* **Your assignment**: Examine each line of the data. Copy those that contain the string "value".

*** Data to use Section Begins ***

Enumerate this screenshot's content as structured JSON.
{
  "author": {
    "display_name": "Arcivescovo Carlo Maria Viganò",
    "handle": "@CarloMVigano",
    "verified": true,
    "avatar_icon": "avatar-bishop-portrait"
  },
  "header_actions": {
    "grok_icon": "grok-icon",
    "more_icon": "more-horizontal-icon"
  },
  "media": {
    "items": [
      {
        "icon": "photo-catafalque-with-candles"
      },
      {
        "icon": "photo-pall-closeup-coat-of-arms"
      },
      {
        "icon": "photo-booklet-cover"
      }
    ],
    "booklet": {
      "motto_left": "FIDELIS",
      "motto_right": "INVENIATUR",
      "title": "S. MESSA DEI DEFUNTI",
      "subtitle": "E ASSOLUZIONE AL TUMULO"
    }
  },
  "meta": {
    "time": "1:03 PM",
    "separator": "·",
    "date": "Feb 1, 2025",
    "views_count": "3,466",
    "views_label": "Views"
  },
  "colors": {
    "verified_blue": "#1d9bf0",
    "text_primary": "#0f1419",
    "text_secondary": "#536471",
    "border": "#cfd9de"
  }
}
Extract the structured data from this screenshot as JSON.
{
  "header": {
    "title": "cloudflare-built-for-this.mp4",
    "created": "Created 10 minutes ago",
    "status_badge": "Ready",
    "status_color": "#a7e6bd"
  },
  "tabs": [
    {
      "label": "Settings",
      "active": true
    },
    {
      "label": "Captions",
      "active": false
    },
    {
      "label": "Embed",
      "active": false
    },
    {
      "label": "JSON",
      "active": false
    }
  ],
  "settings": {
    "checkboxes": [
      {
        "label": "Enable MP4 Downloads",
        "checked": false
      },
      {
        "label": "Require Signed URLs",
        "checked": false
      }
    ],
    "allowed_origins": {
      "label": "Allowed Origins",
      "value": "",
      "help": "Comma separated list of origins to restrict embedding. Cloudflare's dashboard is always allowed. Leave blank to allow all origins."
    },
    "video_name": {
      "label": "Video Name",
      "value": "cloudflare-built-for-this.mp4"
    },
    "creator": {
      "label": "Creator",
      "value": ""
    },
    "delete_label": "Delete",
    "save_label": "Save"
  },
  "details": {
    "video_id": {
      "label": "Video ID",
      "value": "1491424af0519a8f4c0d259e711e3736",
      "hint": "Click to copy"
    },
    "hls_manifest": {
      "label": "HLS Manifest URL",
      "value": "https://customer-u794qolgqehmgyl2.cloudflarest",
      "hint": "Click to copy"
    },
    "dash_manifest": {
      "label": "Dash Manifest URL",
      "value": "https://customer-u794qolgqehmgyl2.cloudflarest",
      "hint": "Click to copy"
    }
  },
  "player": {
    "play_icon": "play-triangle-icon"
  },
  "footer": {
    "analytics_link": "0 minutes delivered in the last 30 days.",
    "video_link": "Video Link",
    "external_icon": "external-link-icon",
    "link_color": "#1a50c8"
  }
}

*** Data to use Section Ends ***

* **Result**:
      "value": "",
      "value": "cloudflare-built-for-this.mp4"
      "value": ""
      "value": "1491424af0519a8f4c0d259e711e3736",
      "value": "https://customer-u794qolgqehmgyl2.cloudflarest",
      "value": "https://customer-u794qolgqehmgyl2.cloudflarest",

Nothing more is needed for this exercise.